(Page and application data records)
○ ○ ○ ○ ○

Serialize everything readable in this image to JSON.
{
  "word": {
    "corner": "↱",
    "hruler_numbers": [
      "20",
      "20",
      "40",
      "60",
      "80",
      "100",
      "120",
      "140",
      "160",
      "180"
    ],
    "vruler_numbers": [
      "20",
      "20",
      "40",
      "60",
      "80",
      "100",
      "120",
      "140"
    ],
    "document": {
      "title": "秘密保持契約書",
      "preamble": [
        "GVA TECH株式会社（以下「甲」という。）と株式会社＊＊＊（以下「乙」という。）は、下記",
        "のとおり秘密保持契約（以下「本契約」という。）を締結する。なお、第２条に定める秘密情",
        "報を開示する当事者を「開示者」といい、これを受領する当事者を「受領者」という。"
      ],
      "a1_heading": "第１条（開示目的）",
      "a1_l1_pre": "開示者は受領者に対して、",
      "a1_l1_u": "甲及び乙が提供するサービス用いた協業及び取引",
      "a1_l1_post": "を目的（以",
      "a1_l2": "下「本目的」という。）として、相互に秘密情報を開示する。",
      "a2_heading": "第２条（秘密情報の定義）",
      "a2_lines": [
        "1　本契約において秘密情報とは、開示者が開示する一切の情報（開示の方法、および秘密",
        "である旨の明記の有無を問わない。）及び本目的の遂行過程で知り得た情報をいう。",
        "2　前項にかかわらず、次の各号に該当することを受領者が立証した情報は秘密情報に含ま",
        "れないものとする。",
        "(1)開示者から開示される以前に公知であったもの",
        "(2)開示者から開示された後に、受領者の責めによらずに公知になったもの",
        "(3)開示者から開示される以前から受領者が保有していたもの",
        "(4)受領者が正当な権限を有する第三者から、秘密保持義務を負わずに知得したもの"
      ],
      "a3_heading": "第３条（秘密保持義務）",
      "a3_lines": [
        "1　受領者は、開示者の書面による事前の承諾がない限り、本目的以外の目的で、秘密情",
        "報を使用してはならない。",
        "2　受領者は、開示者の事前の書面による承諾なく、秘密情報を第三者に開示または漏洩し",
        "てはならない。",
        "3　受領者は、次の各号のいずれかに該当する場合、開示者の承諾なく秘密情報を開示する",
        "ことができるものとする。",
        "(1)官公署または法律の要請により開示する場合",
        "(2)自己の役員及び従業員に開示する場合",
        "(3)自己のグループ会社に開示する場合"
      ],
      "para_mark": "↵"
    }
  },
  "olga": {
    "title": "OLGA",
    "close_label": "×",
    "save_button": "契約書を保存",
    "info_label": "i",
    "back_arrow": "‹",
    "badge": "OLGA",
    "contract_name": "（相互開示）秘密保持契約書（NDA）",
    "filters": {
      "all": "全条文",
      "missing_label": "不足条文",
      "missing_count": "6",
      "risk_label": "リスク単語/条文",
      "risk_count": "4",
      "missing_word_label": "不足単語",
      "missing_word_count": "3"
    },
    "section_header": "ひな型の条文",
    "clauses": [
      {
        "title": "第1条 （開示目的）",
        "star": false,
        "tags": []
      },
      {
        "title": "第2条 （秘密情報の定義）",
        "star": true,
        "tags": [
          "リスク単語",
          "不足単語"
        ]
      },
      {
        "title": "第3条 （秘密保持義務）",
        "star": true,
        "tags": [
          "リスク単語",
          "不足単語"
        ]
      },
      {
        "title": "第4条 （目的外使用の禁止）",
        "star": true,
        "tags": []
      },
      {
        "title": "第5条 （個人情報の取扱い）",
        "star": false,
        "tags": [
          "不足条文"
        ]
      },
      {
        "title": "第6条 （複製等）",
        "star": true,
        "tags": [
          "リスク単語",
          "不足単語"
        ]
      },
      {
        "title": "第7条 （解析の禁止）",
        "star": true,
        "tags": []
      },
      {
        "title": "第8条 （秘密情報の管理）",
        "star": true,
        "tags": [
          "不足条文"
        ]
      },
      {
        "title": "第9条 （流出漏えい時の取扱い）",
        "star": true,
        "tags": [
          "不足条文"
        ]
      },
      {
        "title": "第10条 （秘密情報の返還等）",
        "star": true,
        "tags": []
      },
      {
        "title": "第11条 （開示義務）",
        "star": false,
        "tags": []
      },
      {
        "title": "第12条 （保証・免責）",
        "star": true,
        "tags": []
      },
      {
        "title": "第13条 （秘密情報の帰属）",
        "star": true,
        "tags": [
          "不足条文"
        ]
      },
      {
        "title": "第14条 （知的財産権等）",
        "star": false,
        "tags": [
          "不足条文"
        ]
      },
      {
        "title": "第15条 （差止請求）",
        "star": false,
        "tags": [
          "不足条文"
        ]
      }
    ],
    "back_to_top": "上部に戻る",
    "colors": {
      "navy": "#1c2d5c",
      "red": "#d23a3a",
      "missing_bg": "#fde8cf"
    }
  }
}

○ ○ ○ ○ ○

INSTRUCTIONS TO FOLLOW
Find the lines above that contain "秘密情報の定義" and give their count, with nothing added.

EXERCISE RESPONSE
2